- EXERCISE MATERIAL
+ + + +

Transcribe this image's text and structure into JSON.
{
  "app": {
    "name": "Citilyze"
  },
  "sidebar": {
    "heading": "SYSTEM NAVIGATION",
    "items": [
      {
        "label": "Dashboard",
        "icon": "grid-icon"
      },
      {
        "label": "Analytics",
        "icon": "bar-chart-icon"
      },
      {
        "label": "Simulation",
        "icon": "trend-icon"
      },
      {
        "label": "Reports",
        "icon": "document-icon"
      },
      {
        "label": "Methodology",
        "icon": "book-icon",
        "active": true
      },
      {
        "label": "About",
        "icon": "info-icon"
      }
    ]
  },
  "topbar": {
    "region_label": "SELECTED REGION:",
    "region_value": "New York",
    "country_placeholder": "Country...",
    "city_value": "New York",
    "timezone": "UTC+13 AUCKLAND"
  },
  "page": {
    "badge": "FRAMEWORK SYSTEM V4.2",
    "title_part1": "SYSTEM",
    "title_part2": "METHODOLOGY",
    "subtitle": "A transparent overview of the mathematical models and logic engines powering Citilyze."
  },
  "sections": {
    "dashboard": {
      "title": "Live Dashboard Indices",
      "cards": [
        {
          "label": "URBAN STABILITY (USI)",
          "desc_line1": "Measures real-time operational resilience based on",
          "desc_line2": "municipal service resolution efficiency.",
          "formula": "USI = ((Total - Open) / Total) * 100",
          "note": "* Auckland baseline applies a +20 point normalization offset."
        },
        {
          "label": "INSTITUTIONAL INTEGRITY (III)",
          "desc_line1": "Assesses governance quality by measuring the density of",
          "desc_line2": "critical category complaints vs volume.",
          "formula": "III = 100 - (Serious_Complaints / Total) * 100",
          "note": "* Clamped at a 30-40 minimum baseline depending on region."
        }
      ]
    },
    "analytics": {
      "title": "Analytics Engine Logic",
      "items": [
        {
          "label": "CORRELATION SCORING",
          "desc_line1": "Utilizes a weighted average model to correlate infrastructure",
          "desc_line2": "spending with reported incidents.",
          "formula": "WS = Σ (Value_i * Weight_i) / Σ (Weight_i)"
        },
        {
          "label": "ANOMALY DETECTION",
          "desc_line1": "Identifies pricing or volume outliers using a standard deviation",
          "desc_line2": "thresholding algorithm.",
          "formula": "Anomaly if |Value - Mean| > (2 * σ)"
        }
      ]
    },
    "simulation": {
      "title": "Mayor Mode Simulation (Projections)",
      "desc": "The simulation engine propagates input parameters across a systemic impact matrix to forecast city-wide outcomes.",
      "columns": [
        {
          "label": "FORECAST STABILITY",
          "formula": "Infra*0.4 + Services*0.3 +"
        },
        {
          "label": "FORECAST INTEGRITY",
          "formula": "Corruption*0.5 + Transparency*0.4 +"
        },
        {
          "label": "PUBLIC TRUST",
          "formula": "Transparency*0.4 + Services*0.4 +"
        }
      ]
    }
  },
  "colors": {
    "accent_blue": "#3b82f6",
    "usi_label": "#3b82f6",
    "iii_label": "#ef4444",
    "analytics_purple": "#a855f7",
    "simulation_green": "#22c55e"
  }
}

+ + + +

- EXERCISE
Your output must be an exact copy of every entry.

- OUTPUT FOR THIS TASK
Transcribe this image's text and structure into JSON.
{
  "app": {
    "name": "Citilyze"
  },
  "sidebar": {
    "heading": "SYSTEM NAVIGATION",
    "items": [
      {
        "label": "Dashboard",
        "icon": "grid-icon"
      },
      {
        "label": "Analytics",
        "icon": "bar-chart-icon"
      },
      {
        "label": "Simulation",
        "icon": "trend-icon"
      },
      {
        "label": "Reports",
        "icon": "document-icon"
      },
      {
        "label": "Methodology",
        "icon": "book-icon",
        "active": true
      },
      {
        "label": "About",
        "icon": "info-icon"
      }
    ]
  },
  "topbar": {
    "region_label": "SELECTED REGION:",
    "region_value": "New York",
    "country_placeholder": "Country...",
    "city_value": "New York",
    "timezone": "UTC+13 AUCKLAND"
  },
  "page": {
    "badge": "FRAMEWORK SYSTEM V4.2",
    "title_part1": "SYSTEM",
    "title_part2": "METHODOLOGY",
    "subtitle": "A transparent overview of the mathematical models and logic engines powering Citilyze."
  },
  "sections": {
    "dashboard": {
      "title": "Live Dashboard Indices",
      "cards": [
        {
          "label": "URBAN STABILITY (USI)",
          "desc_line1": "Measures real-time operational resilience based on",
          "desc_line2": "municipal service resolution efficiency.",
          "formula": "USI = ((Total - Open) / Total) * 100",
          "note": "* Auckland baseline applies a +20 point normalization offset."
        },
        {
          "label": "INSTITUTIONAL INTEGRITY (III)",
          "desc_line1": "Assesses governance quality by measuring the density of",
          "desc_line2": "critical category complaints vs volume.",
          "formula": "III = 100 - (Serious_Complaints / Total) * 100",
          "note": "* Clamped at a 30-40 minimum baseline depending on region."
        }
      ]
    },
    "analytics": {
      "title": "Analytics Engine Logic",
      "items": [
        {
          "label": "CORRELATION SCORING",
          "desc_line1": "Utilizes a weighted average model to correlate infrastructure",
          "desc_line2": "spending with reported incidents.",
          "formula": "WS = Σ (Value_i * Weight_i) / Σ (Weight_i)"
        },
        {
          "label": "ANOMALY DETECTION",
          "desc_line1": "Identifies pricing or volume outliers using a standard deviation",
          "desc_line2": "thresholding algorithm.",
          "formula": "Anomaly if |Value - Mean| > (2 * σ)"
        }
      ]
    },
    "simulation": {
      "title": "Mayor Mode Simulation (Projections)",
      "desc": "The simulation engine propagates input parameters across a systemic impact matrix to forecast city-wide outcomes.",
      "columns": [
        {
          "label": "FORECAST STABILITY",
          "formula": "Infra*0.4 + Services*0.3 +"
        },
        {
          "label": "FORECAST INTEGRITY",
          "formula": "Corruption*0.5 + Transparency*0.4 +"
        },
        {
          "label": "PUBLIC TRUST",
          "formula": "Transparency*0.4 + Services*0.4 +"
        }
      ]
    }
  },
  "colors": {
    "accent_blue": "#3b82f6",
    "usi_label": "#3b82f6",
    "iii_label": "#ef4444",
    "analytics_purple": "#a855f7",
    "simulation_green": "#22c55e"
  }
}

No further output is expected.